I was not raised in a home that worshipped a powerful God. I grew up in Northern California with divorced, wanna-be hippie parents, who only used the Lord’s name out of disappointment or rage. As a child, I went to church maybe five times. My mom had migrated to America from Amsterdam with her Jewish father and Christian mother, who, at the time, were fleeing the Holocaust. Her family life was filled with dread, terror, and strife. My dad turned away from Catholicism as a teenager and joined the race of self-made men. By the time I was in high school, I was just living my life the best way I knew how. Around this time, and despite my parents’ lack of faith, God allowed me to have a sense of Him without any biblical knowledge or traditional mentoring. One of the biggest turning points in my life was in my twenties when my older brother had an overnight conversion to follow Christ. My family and I found his conversion to be off-putting, alarming, and the aroma to be foul-smelling. I would hear the sin-laden testimonies of his church friends and think, they obviously needed Jesus, whereas I’m not doing sinful things, so I don’t. Thankfully, however, my skepticism did not stop my brother from sharing the Word with us or praying for our salvation.
A few years later, I was living in Manhattan and dating the man who would become my husband. I had secretly thought I would devote myself to any religion that my future husband practiced, so as our relationship developed, I asked to tag along with him to his church. That was the beginning of my church exposure. Seeds were planted, but I didn’t really grasp the gospel. I seemed so deaf to it. It did not pierce my soul.
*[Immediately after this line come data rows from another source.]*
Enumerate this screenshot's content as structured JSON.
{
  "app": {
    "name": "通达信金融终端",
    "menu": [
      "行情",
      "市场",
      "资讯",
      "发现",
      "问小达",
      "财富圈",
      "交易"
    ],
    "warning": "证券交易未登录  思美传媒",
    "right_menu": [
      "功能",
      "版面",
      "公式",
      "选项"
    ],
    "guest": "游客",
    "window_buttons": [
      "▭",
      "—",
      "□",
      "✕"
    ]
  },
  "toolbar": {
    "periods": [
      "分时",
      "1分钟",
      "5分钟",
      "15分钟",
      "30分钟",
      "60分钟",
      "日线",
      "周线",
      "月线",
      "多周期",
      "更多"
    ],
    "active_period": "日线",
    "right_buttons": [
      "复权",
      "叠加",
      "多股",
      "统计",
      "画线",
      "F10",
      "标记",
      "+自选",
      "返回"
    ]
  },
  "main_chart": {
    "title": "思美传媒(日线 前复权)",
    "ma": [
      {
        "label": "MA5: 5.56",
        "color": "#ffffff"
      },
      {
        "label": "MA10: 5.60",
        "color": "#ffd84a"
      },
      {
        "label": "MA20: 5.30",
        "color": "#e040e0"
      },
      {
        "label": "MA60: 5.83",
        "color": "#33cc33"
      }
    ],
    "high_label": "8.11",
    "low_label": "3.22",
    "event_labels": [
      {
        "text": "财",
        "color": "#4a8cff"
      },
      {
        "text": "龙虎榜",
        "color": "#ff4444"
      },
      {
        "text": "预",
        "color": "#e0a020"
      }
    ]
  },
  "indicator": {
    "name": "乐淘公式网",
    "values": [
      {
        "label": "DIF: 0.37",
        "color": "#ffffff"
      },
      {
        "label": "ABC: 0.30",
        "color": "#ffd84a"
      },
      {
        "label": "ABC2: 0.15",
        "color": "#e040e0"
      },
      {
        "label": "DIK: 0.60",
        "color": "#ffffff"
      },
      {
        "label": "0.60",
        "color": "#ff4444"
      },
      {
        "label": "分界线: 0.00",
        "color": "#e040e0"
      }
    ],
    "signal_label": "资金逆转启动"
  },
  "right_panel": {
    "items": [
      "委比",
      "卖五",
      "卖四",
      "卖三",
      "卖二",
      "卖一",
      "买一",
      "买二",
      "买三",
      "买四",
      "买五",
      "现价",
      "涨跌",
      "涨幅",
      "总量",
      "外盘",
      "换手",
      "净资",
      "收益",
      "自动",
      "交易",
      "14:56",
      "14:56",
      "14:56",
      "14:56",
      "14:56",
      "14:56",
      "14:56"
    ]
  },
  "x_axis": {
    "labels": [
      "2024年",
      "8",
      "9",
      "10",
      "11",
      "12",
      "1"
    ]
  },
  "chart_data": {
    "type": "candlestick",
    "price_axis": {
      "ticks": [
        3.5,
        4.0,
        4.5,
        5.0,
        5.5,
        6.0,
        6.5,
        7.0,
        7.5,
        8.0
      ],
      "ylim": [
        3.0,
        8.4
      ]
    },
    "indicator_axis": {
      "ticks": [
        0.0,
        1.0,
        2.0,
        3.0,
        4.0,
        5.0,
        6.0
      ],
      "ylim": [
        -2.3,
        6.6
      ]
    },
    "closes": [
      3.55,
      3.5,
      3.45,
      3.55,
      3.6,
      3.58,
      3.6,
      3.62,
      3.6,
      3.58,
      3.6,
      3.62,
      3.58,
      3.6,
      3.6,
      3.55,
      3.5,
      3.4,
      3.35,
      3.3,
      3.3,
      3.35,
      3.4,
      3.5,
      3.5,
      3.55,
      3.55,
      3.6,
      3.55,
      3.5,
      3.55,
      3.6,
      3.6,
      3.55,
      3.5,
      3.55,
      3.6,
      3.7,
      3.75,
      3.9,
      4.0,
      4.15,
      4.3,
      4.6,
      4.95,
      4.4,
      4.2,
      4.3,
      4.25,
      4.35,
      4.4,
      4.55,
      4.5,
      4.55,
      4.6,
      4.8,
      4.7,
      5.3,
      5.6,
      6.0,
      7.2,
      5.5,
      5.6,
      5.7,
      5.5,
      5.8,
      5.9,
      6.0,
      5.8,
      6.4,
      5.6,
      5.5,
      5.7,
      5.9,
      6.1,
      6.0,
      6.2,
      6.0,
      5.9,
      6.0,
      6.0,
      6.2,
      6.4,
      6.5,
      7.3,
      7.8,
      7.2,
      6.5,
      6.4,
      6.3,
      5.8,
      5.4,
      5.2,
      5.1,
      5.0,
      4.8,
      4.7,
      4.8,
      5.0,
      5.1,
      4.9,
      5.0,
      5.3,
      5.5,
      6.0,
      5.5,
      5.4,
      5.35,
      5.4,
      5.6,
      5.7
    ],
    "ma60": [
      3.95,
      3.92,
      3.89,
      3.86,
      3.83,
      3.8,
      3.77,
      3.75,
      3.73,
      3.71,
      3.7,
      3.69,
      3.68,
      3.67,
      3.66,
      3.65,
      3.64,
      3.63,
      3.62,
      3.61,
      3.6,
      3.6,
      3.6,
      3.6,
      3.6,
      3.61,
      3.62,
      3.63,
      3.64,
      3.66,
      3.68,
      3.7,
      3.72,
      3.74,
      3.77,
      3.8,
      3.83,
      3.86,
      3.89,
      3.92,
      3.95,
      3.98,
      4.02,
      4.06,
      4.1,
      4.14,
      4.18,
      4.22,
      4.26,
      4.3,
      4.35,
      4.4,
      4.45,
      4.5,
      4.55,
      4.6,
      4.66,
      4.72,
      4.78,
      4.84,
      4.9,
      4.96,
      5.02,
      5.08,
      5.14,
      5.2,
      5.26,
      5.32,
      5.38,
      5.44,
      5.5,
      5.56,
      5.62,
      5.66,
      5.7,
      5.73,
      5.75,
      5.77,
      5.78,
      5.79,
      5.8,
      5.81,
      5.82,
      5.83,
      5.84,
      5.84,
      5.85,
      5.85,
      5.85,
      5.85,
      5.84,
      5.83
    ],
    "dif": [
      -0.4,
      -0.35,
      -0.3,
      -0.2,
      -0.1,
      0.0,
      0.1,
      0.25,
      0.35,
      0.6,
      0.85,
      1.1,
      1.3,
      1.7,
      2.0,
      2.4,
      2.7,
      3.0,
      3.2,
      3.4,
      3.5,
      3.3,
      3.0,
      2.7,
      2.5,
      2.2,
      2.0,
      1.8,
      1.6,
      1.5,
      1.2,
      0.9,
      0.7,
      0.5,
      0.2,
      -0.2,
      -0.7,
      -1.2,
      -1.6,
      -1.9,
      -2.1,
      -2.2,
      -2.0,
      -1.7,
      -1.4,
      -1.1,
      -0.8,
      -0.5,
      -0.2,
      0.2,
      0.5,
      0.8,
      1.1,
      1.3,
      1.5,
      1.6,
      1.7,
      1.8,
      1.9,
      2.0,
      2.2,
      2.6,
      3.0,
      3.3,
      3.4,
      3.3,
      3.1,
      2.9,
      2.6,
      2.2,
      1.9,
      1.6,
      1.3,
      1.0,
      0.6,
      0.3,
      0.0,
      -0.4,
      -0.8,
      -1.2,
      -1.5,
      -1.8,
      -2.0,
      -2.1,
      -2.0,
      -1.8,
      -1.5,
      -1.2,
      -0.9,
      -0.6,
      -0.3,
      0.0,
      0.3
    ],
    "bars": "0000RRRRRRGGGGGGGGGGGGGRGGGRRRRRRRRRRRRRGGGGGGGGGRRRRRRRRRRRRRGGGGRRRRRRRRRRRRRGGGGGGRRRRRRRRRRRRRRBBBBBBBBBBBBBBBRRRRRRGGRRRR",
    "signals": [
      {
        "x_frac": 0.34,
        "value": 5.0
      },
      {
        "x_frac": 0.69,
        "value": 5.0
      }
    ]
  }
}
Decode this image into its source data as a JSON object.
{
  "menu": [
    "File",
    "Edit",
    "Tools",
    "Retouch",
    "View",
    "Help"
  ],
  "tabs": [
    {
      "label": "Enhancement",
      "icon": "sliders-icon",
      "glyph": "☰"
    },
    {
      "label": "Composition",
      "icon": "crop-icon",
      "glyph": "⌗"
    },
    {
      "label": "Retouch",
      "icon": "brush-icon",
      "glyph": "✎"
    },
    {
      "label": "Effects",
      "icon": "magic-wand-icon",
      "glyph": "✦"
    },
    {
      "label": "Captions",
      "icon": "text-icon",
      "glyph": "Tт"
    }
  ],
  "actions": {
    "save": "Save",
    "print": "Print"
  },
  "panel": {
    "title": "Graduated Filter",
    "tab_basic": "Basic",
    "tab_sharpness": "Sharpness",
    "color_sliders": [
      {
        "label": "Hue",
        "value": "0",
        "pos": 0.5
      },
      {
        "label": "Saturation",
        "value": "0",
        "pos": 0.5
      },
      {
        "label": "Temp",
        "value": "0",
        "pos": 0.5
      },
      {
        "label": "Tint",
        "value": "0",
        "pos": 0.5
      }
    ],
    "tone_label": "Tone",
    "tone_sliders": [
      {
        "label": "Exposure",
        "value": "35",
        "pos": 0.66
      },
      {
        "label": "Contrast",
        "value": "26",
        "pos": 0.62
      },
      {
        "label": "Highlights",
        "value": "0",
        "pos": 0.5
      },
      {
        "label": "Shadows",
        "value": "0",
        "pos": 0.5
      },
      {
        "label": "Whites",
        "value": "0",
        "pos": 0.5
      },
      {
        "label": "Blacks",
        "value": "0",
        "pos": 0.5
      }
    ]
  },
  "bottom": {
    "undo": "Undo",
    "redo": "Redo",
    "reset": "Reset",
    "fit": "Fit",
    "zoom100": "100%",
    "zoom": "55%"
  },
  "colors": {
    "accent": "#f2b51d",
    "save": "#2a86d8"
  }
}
Both my husband and I thought people were generally good and we were too, so why worry about changing anything?
We got married in a church, moved to Charlotte, and enrolled our three girls in a church preschool. My 4-year-old, Julia, got invited to a friend’s church’s Kids Week. Never having heard of such a thing, I was touched that it was FREE and the mom had volunteered to take Julia to and from each day. The second day Julia was sitting at our kitchen table singing, “Take me home to Jesus,” and it stopped me in my tracks. It was the first time I can recall the Holy Spirit speaking directly to me. This was not just a catchy Kid’s Week song we had been playing in the car. It wasn’t even a song she had been learning at Kid’s Week, it was just my daughter singing her stream of consciousness. Thanks to my children participating in this Kid’s Week, we learned and memorized our first bible verses. “Trust in the Lord with all your heart and lean not on your own understanding,” was downright shocking to me with my 35 years of believing I was the god of my own life. On the third day of camp, all the families were invited to a FREE dinner with the church members. The warmth and comradery made me want to belong. There was obviously something different about these people, and it was attractive. On the last day of camp, I wasn’t ready for it to end.
Around this time, my husband had been attending a new church where Sunday mornings consistently left him in tears. My children had encountered Jesus, my husband, it seemed, was being pursued by Jesus, and yet, I found myself resistant to my need for Him. I couldn’t see my own sin, and I didn’t know that I needed to. God lead me to ask the church I was attending to be a part of a bible study that really read the bible, which I had never even opened. Through this bible study, God showed me first Jesus’s sacrifice, and then very slowly, my sins became apparent to me. I was riddled with control, stinginess, and most of all, pride.
It’s apparent to me now that through my husband and my children Jesus was steadily filling our home with his presence. It’s incredible to me that through a local church’s kids program, my daughter learned words and songs that changed my own heart. I’m thankful to that mom who invited me to sign my daughter up (even if the only reason I said yes initially was for free childcare) and grateful to the powerful God that saved and changed my family.
To invite your friends to Kids Week, click here.